“None of them know the meaning of sirka, of living, knowing that any day could truly be your last. They idle on for yarro, guzrashrating their tasks and simply livrotan. None of them want to push to new luswei, content with their whole life being in one long path. Even their ‘soul tenders’ only come from that path, from such soft livro.”
“So... what I’m gathering from you is... they are weak.”
“I don’t know that word, but it has the feeling of what I am saying. ‘Weak’... Tell me. You seem to be made of stronger stuff than those soft-skins; are all humans like you? Do you find the soft-skins just as strodesna?”
“Let’s just say I have had... conflict with how they handle things, yes.”
“Cone flick; another word I don’t know. Another word with strong feelings behind it... Humans must have it hard.”
“We did. Once upon a time. Now, though, the most down person where I come from would have it better than those even fifty years before... At least, when I was still there. I can’t imagine it got worse. It would take a world-sized epidemic to truly collapse that level of comfort.”
“Epi dem ick... Perhaps I had you wrong, human. I believed you to be soft like those others, believed your words were a well-strung story. There was no true heart to it, no emotion, but the words you use that truly have fera behind them show that you are used to worse. You were recanting a time that almost berasu to you... I’m sorry for trying to kill you.”
“No need. If I were in your shoes, I would have done the same.”
“... And once more your words ring true.”
He huffed, shaking his head- and both jumped a bit as his stomach grumbled. Threatening someone takes a lot out of a person; Nick cracked his knuckle, stretched his back, and felt a bit embarrassed as the pull made his chest eject a bit of blood onto the table. He was absolutely mortified at his own incontinence, but it was wiped up in time for his meal to be placed before him... and was confused by it. It looked to be like one of the butter scorpions from the forest, but had a thick, brown, plated shell. Its tail had been cut off, but appeared to have been longer and thinner, almost tapered to be like a sword. Its legs were shorter though much thinner and covered in tiny hairs, but he was more focused on the head. It didn’t have fangs, instead a pair of frills peeking out behind a pair of curled legs, and had a pair of black, stocky eyes with large, white pupils.
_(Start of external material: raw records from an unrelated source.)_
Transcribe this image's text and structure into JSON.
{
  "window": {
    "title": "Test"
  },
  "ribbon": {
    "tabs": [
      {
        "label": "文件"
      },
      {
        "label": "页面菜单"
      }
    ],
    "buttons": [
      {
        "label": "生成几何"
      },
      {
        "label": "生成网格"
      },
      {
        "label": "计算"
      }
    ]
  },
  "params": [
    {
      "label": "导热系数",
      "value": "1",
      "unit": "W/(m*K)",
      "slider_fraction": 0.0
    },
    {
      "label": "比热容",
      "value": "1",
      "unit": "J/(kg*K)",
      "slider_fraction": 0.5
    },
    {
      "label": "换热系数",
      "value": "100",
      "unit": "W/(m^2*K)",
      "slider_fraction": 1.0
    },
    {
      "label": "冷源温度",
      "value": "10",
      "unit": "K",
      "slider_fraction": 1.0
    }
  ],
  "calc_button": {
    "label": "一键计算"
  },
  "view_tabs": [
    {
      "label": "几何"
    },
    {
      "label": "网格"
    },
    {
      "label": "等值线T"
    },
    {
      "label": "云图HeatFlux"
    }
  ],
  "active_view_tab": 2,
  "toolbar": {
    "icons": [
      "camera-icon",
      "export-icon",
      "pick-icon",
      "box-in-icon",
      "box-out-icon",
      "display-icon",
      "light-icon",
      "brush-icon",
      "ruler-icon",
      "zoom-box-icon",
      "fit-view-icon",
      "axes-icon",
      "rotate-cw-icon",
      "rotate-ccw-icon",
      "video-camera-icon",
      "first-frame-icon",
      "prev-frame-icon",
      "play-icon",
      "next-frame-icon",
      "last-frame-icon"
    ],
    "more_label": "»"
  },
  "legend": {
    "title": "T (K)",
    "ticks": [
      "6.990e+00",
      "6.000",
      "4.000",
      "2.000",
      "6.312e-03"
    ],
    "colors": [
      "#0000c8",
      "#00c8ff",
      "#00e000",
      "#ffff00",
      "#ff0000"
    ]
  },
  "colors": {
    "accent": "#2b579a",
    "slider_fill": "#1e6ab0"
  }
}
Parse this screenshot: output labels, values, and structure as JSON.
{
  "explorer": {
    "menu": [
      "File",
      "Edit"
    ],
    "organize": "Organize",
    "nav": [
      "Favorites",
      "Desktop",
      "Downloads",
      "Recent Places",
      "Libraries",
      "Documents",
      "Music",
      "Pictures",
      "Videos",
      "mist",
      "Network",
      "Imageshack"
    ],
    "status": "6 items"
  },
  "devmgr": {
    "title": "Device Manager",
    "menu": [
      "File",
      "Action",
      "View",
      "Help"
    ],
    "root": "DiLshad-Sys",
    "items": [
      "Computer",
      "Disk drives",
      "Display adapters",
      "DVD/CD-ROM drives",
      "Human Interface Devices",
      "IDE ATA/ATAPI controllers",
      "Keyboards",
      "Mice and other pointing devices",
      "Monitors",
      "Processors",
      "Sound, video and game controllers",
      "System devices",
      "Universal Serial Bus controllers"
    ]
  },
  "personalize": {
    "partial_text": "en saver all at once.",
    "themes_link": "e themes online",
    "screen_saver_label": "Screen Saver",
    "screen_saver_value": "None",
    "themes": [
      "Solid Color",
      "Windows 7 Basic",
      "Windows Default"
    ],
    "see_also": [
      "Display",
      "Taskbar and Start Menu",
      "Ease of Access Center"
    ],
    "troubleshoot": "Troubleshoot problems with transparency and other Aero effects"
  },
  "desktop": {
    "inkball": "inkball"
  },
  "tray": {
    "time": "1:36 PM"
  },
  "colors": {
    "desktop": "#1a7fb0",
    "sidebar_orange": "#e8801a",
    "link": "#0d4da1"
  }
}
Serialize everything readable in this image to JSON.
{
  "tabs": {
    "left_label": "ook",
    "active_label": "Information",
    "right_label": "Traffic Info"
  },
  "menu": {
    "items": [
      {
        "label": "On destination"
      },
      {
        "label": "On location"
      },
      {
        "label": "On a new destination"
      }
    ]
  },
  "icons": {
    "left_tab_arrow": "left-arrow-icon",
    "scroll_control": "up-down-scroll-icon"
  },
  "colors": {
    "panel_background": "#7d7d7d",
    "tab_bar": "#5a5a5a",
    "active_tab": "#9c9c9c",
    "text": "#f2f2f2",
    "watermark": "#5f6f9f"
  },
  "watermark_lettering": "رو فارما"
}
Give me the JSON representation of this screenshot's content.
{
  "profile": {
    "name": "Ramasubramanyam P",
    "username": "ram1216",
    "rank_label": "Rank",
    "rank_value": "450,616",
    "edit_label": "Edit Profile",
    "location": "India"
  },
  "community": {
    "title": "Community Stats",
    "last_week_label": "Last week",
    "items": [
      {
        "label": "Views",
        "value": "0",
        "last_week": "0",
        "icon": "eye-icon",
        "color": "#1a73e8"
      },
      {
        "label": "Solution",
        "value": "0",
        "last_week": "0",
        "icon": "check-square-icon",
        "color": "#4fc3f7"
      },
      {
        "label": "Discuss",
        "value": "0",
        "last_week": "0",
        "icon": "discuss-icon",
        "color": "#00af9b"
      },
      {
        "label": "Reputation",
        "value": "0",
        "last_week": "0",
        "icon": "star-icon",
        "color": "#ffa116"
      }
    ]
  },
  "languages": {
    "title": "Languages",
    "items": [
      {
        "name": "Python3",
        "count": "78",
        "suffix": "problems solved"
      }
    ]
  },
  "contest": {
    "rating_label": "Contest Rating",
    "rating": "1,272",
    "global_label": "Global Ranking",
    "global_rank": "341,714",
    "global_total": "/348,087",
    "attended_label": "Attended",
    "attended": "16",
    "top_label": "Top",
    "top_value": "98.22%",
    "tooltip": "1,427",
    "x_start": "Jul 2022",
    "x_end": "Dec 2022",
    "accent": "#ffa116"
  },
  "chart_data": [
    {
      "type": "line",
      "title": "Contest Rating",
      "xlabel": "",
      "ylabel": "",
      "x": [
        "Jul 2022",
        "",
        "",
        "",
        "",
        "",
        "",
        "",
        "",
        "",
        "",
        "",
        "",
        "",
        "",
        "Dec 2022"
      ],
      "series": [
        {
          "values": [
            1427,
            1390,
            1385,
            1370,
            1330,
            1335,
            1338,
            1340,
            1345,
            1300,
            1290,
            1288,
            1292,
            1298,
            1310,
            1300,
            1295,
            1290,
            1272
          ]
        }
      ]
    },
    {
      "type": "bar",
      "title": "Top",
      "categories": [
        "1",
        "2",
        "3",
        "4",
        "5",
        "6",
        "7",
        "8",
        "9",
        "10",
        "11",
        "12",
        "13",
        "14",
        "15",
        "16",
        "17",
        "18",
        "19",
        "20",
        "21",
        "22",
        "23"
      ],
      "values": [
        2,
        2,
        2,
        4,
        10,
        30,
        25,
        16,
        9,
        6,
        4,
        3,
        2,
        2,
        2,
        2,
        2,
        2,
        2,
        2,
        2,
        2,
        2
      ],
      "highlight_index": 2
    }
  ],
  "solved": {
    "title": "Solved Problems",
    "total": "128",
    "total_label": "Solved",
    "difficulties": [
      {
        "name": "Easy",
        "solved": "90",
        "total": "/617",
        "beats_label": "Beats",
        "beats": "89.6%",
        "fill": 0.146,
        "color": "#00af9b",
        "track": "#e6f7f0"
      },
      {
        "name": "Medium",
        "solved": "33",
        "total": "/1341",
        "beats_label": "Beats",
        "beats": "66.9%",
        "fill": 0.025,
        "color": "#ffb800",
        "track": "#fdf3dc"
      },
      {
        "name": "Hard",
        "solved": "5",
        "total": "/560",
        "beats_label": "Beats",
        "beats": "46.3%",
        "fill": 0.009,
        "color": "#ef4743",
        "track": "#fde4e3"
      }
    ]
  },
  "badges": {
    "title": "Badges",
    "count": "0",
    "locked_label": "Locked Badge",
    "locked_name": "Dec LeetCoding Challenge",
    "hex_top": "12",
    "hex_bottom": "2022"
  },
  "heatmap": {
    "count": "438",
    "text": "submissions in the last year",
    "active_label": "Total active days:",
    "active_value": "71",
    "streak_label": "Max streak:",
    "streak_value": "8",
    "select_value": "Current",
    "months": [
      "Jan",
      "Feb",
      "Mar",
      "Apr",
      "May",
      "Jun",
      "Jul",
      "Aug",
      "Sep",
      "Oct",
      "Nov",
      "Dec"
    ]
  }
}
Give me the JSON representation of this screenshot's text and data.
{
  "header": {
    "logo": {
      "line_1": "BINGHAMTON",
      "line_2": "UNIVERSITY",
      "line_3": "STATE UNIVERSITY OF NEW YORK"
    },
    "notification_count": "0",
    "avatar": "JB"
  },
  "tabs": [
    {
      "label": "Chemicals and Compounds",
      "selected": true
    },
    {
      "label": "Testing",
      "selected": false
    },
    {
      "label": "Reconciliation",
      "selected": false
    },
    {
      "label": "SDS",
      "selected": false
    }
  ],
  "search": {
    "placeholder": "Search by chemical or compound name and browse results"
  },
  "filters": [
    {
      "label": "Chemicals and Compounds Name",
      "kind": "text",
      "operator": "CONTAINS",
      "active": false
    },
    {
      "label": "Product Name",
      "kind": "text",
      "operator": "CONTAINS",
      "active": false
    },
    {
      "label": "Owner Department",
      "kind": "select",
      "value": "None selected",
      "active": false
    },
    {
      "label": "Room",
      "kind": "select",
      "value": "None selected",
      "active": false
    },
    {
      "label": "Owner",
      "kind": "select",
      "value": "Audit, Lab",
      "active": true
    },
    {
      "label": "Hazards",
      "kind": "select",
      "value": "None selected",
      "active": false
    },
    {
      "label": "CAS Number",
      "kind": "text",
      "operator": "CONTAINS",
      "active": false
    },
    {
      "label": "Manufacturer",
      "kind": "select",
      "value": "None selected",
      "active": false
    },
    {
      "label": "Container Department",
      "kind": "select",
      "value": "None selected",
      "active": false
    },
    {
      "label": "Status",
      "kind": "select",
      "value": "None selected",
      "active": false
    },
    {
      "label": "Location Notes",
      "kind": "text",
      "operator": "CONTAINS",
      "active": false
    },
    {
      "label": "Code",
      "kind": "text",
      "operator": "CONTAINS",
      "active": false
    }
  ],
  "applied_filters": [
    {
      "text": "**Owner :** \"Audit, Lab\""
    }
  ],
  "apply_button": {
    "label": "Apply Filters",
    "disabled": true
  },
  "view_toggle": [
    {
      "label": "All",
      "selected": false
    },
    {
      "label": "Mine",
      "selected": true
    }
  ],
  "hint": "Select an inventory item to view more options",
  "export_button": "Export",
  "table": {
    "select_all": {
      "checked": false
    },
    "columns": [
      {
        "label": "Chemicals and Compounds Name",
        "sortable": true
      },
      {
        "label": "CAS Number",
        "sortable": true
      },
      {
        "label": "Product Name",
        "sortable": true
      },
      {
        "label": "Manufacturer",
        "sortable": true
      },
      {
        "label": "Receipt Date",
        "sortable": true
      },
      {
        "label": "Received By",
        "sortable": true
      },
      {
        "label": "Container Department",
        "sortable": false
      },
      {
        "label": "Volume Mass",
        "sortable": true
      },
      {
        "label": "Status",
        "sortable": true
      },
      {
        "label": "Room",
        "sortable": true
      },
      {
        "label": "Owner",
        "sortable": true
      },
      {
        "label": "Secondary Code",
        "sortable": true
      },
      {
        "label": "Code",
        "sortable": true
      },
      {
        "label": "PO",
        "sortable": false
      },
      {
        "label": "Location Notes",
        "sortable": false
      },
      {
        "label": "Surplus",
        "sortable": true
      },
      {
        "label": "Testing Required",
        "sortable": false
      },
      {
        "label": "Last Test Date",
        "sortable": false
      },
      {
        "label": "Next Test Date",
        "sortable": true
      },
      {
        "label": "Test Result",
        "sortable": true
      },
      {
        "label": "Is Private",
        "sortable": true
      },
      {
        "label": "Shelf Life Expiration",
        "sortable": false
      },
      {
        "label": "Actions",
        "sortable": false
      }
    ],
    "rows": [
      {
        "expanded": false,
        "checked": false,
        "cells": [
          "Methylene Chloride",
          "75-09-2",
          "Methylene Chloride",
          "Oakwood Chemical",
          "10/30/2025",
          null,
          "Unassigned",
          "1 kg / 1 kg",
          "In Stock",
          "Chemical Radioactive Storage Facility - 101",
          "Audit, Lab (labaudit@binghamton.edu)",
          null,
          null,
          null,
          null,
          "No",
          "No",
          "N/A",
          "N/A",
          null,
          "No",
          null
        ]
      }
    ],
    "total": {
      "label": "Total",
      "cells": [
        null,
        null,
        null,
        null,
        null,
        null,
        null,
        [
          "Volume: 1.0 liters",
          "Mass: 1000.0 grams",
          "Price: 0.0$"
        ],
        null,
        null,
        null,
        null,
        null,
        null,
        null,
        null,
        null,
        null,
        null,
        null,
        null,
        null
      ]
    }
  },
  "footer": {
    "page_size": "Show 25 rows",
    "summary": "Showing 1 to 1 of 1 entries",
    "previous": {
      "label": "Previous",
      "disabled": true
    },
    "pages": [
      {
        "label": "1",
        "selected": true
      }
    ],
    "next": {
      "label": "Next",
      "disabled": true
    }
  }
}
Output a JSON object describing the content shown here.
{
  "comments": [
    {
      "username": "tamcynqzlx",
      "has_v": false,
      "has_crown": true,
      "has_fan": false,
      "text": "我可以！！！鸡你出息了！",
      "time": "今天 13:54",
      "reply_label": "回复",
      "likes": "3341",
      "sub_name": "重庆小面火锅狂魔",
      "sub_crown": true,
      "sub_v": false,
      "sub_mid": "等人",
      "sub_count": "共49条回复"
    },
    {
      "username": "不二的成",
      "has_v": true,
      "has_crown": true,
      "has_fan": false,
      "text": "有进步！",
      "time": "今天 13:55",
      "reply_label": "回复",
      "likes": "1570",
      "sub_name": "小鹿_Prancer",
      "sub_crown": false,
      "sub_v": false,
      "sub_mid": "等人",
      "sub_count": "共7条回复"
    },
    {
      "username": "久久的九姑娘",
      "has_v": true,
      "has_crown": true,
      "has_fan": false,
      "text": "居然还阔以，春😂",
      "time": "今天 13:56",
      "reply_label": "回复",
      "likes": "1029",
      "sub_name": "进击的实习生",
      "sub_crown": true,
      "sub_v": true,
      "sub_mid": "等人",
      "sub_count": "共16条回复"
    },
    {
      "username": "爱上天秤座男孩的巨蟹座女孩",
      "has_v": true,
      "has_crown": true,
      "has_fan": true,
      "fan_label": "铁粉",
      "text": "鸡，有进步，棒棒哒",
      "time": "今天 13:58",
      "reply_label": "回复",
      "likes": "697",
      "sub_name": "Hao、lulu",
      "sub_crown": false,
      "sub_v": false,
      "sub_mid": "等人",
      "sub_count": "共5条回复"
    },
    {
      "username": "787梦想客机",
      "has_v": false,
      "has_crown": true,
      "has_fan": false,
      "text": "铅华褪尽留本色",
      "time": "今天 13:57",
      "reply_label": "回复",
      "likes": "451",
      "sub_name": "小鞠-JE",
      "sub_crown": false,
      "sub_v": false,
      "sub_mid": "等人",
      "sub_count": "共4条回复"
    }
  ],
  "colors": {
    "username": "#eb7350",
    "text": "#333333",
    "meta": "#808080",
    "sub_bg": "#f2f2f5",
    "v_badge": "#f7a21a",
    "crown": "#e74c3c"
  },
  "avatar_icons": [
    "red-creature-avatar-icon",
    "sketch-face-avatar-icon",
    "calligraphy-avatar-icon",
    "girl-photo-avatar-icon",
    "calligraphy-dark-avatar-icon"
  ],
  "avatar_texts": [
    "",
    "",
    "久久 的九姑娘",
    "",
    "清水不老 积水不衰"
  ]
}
If he didn’t know any better, he would say this was a crustacean. Given the entirety, though, it seemed closely related to a brine shrimp, but how could that be? They can only live in salt water, and even the size of the thing puts it well above the meager, almost microscopic, size of its Earthen cousins. Size was never an issue, since everything seemed proportionally bigger here, as if this was Space Texas, but it was its ecological factors that caught his attention. If that lake was salt water, then these Reyla have learned to survive on such high salinity, which, besides an obvious comparison to how it had affected their personalities and growth of such, that meant he had to find a way to desalinate some for his own use. Fast.
But before that there was the matter of eating. Which he had no issue with; he ate his fair share of crab, crawfish, and lobster before. Being from Maryland or any state in that general part of the states would give you a taste for the river’s and ocean’s bug infestations, and it tasted exactly as he expected. The problem was breaking through the shell. At first, at least, but it turned out those plates made it far easier than he expected to rip and tear into the succulent flesh under. As he finished it, he realized that there were vegetables surrounding it, little, round, red orbs... A familiar kind of orb.
He picked at one with his fork, sniffed it, and couldn’t help but smile as he put that potato into his m- It was not potato. Instead, it had the flavor of an onion crossed with broccoli, with the texture of carrot. Far harder, courser than he expected, but at least it was edible. Just not what he was expecting. Then again, that pretty much summarized his first impression of these people, and tomorrow was going to be the true test to see if he actually stays... or follows up with his threat.